  • Lean into your strengths when applying and on the grant. I’m far from an athlete, so I couldn’t bond with students by playing soccer with them. However, I did bond with them by tapping into my extroverted energy and hanging out with them during every break between classes, after school, and on weekends. Some friends bonded with their students through dance and art.
  • The Fulbright grant is many grantees’ first time being a professional for one year. If the experience is challenging, you’re doing it right. Find meaning in hard work.
    New friends will come from unexpected places. My housemates and I found friends in the local aunties who danced Zumba next door, and my friends became friends with the local smoothie aunties.
  • Building community and long-lasting friendships with the host community is hard work, especially after a 40-60 hour work week working with energetic kids. It takes 3-6 months to develop trust and form strong relationships.
    Learn the birth names of students, colleagues, and community members. Their eyes light up with joy when you say them.
  • Learn and recognize the privilege that Fulbright grants to foreign countries provide (e.g., preferred visa status, high salary, job title, national health insurance without being taxed, and many more). Fulbright grantees to the U.S., Peace Corps Volunteers, AmeriCorps members, and immigrants do not receive these benefits. It is humbling and inspired me to work hard in return.
  • After you leave, stay in touch with the community as much as you can in whatever capacity you can. It means a lot to them. After finishing my Fulbright ETA grant, I continued living in Taiwan and returned for significant school and community events. After leaving Taiwan, I stayed in touch over social media and filmed congratulatory videos for my sixth graders’ graduations. Gaining access to these communities is a great privilege. Being treated as a guest in them is an even greater one.

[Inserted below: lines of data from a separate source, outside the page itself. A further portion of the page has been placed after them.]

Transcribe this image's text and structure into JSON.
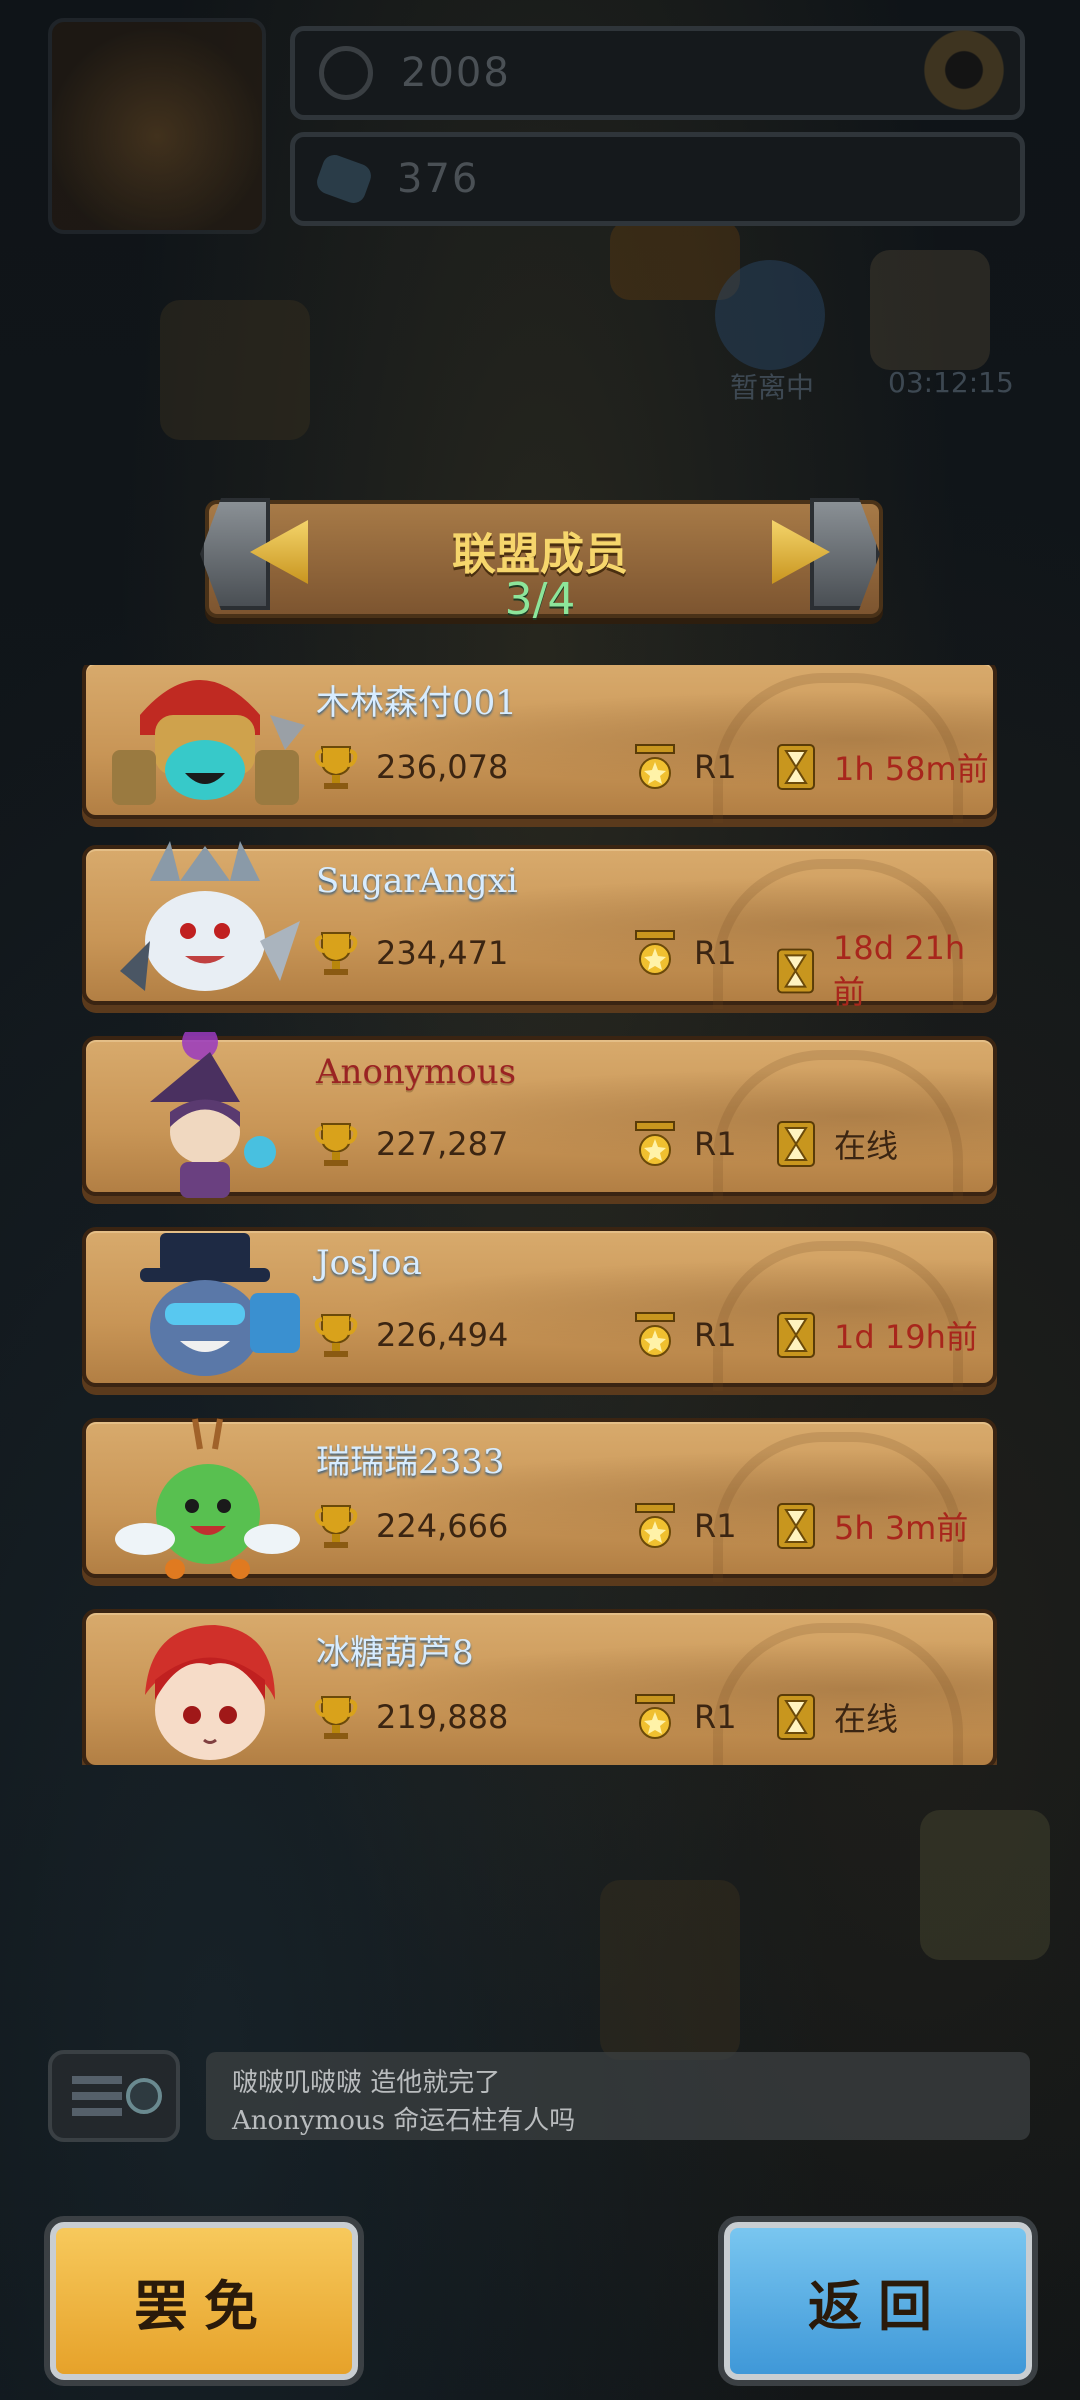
{
  "hud": {
    "trophies": "2008",
    "gems": "376",
    "status_away": "暂离中",
    "timer": "03:12:15"
  },
  "panel": {
    "title": "联盟成员",
    "count": "3/4"
  },
  "members": [
    {
      "name": "木林森付001",
      "name_color": "blue",
      "trophies": "236,078",
      "rank": "R1",
      "last_seen": "1h 58m前",
      "online": false
    },
    {
      "name": "SugarAngxi",
      "name_color": "blue",
      "trophies": "234,471",
      "rank": "R1",
      "last_seen": "18d 21h前",
      "online": false
    },
    {
      "name": "Anonymous",
      "name_color": "red",
      "trophies": "227,287",
      "rank": "R1",
      "last_seen": "在线",
      "online": true
    },
    {
      "name": "JosJoa",
      "name_color": "blue",
      "trophies": "226,494",
      "rank": "R1",
      "last_seen": "1d 19h前",
      "online": false
    },
    {
      "name": "瑞瑞瑞2333",
      "name_color": "blue",
      "trophies": "224,666",
      "rank": "R1",
      "last_seen": "5h 3m前",
      "online": false
    },
    {
      "name": "冰糖葫芦8",
      "name_color": "blue",
      "trophies": "219,888",
      "rank": "R1",
      "last_seen": "在线",
      "online": true
    }
  ],
  "chat": {
    "line1": "啵啵叽啵啵  造他就完了",
    "line2": "Anonymous  命运石柱有人吗"
  },
  "buttons": {
    "kick": "罢免",
    "back": "返回"
  }
}
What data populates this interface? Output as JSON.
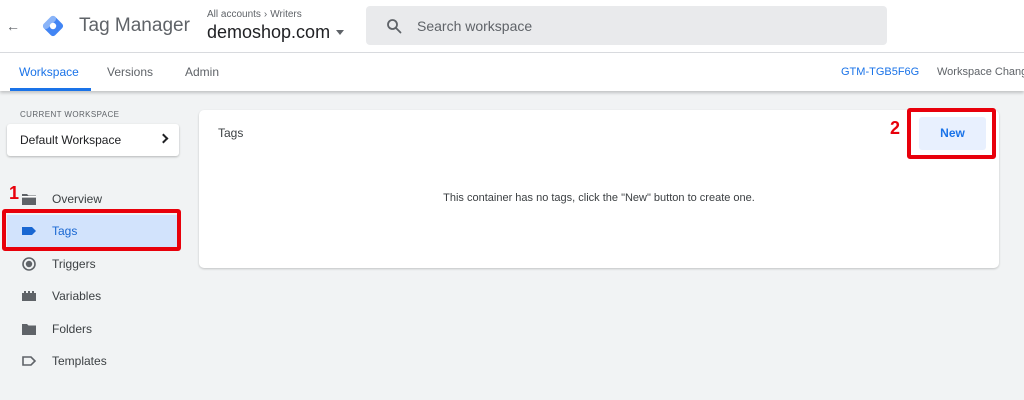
{
  "header": {
    "app_title": "Tag Manager",
    "breadcrumb": {
      "accounts_label": "All accounts",
      "account_name": "Writers"
    },
    "container_name": "demoshop.com",
    "search_placeholder": "Search workspace",
    "brand_colors": {
      "logo_blue": "#4285f4",
      "logo_dark": "#1967d2"
    }
  },
  "tabs": [
    {
      "label": "Workspace",
      "active": true
    },
    {
      "label": "Versions",
      "active": false
    },
    {
      "label": "Admin",
      "active": false
    }
  ],
  "tabbar_right": {
    "container_id": "GTM-TGB5F6G",
    "workspace_changes_label": "Workspace Chang"
  },
  "sidebar": {
    "current_workspace_caption": "CURRENT WORKSPACE",
    "workspace_name": "Default Workspace",
    "items": [
      {
        "label": "Overview",
        "icon": "folder-icon",
        "selected": false
      },
      {
        "label": "Tags",
        "icon": "tag-icon",
        "selected": true
      },
      {
        "label": "Triggers",
        "icon": "trigger-icon",
        "selected": false
      },
      {
        "label": "Variables",
        "icon": "variables-icon",
        "selected": false
      },
      {
        "label": "Folders",
        "icon": "folder-icon",
        "selected": false
      },
      {
        "label": "Templates",
        "icon": "template-icon",
        "selected": false
      }
    ]
  },
  "main": {
    "card_title": "Tags",
    "new_button_label": "New",
    "empty_message": "This container has no tags, click the \"New\" button to create one."
  },
  "annotations": {
    "step_1": "1",
    "step_2": "2",
    "highlight_color": "#e8000b"
  },
  "colors": {
    "accent": "#1a73e8",
    "selected_bg": "#d2e3fc",
    "page_bg": "#f1f3f4"
  }
}
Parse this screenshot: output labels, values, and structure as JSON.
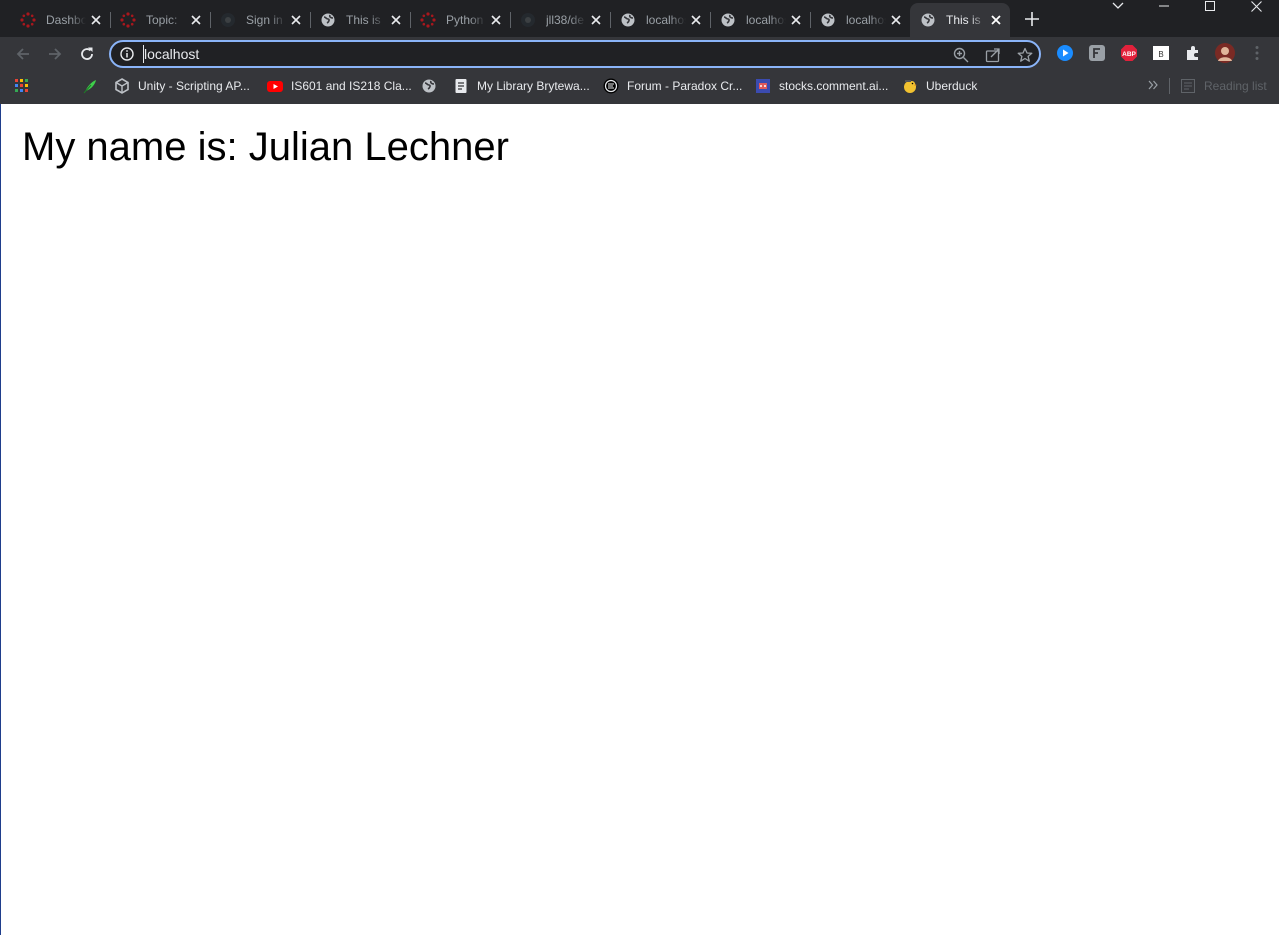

Instead of frequently remarking on the community’s kindness, I encourage every Fulbrighter to ask ourselves what we’re doing with and for the community in return beyond fulfilling our teaching duties.

Sunny Huang has worked with diverse clients and communities across differentSunny Huange, Fulbright ETA in Taiwan, smiling for a close up photo wearing a crown filled with yellow, red, and white flowers. sectors in the U.S. and abroad, including as a two-year Fulbright Taiwan English Teaching Assistant (ETA) and as an arts and culture nonprofit programming co-director. She studied at Lehigh University as an Eckardt Scholar and at Taiwan’s National Cheng Kung University as a Chinese language scholarship student. She is now a Forté Fellow pursuing a Master’s in Business Administration (MBA) in Social Impact at the Ross School of Business at the University of Michigan. Sunny is excited to integrate practicality with a social impact imagination to devise creative solutions that improve socioeconomic mobility and intergenerational impact for under-estimated communities.